Perhaps best known as “the last perfect place” in California by conservationists, the Jack and Laura Dangermond Preserve is a 24,000-acre nature preserve protecting eight miles of last-of-its-kind wild coastline in Southern California.
Owned and protected by The Nature Conservancy, the Dangermond Preserve was made possible due to the vision and generosity of Jack and Laura Dangermond, who in December 2017 donated $165 million to The Nature Conservancy—the single largest gift in the history of the organization—to purchase this globally significant natural area and protect it forever. Explore the history and science behind what makes this iconic part of California so precious to our natural world.
For millennia, people and nature have thrived together on this land, where a confluence of ecological, historical and cultural resources across Native American, Spanish and American histories have co-evolved for centuries. For the past hundred years, since Fred J. Bixby bought it in 1913, the land has been managed as a cattle ranch—and its light use preserved incredibly intact ecological conditions.

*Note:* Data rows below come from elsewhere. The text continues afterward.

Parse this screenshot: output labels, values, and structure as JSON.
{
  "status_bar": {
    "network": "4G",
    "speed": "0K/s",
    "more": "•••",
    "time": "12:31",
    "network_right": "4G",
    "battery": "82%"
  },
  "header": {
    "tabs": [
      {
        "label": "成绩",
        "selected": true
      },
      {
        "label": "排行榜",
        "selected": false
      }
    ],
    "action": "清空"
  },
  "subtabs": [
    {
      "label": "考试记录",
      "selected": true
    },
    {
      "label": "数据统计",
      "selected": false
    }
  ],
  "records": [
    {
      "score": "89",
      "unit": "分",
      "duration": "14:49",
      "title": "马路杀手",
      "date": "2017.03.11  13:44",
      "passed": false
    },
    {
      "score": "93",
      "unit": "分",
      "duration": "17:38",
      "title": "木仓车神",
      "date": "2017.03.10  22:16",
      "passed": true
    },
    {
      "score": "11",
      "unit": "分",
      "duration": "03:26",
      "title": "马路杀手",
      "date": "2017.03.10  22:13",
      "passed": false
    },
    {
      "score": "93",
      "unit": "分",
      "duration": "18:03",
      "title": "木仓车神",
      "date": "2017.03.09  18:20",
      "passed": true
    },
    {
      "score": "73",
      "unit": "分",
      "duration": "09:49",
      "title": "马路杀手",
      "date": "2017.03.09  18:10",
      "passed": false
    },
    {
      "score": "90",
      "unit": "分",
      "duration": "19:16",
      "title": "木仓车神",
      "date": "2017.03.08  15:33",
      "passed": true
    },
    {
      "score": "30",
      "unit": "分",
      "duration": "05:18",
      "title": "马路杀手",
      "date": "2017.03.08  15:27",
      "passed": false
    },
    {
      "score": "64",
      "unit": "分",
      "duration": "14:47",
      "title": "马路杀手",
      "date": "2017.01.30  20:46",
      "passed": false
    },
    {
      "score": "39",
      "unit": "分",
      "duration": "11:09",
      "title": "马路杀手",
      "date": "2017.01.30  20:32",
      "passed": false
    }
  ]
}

The waters surrounding the iconic lighthouse at Point Conception and the Dangermond Preserve form the most important marine biogeographic boundary on the West Coast—and one of the largest upwelling centers—where deep nutrient-rich waters rise to the surface and fuel high biodiversity. The property encompasses a near wilderness of oak woodland, chaparral, forest and grassland ecosystems; bears and mountain lions are regularly spotted everywhere from the beach to the highest elevations.